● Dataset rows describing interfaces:
((

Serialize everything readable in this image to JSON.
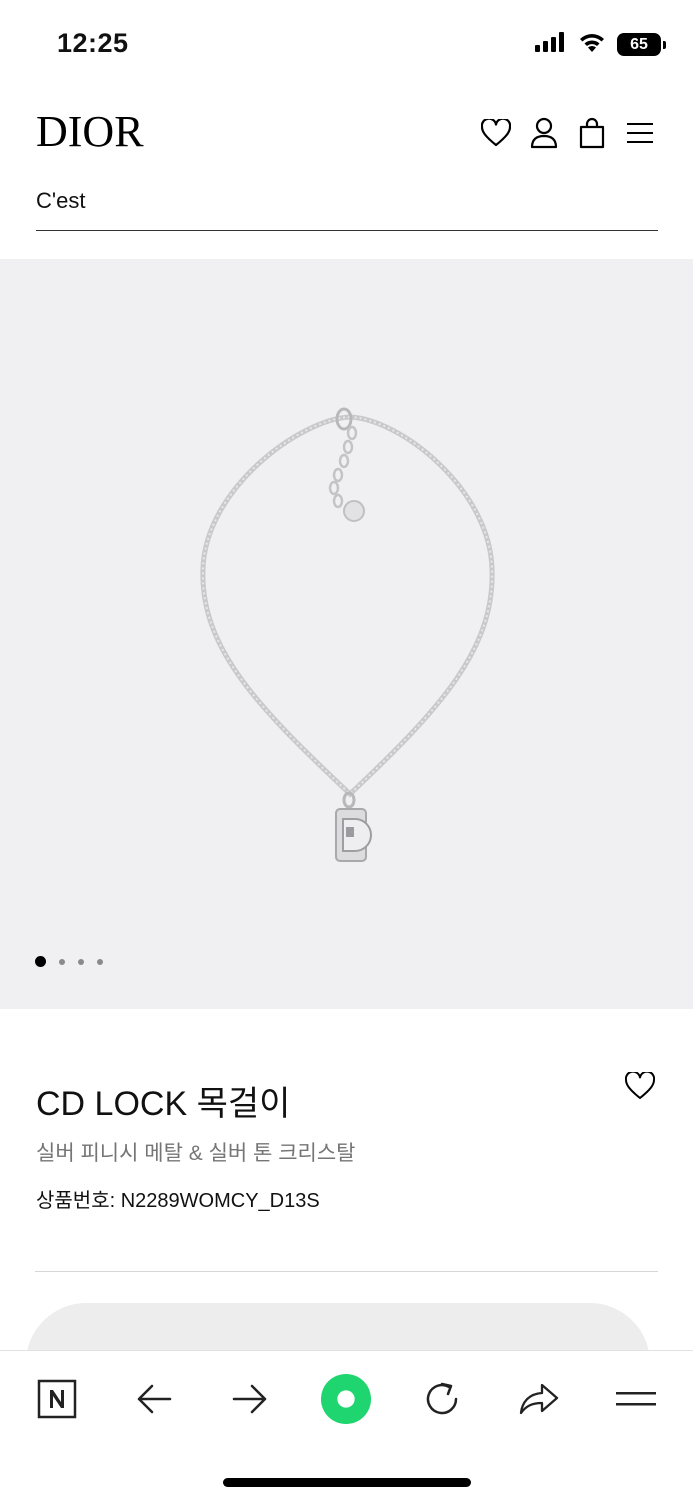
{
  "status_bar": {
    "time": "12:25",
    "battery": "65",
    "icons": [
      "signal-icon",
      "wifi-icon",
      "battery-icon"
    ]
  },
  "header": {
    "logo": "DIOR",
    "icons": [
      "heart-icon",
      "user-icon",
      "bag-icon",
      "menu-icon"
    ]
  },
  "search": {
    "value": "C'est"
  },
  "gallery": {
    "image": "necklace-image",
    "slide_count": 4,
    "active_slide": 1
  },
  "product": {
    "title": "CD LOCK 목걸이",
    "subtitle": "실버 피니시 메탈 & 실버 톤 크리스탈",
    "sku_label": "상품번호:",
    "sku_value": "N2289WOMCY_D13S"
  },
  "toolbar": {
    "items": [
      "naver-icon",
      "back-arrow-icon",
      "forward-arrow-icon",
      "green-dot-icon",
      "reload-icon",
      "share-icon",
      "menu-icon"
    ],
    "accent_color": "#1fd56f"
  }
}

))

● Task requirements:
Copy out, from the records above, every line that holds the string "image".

● Output below:
Serialize everything readable in this image to JSON.
    "image": "necklace-image",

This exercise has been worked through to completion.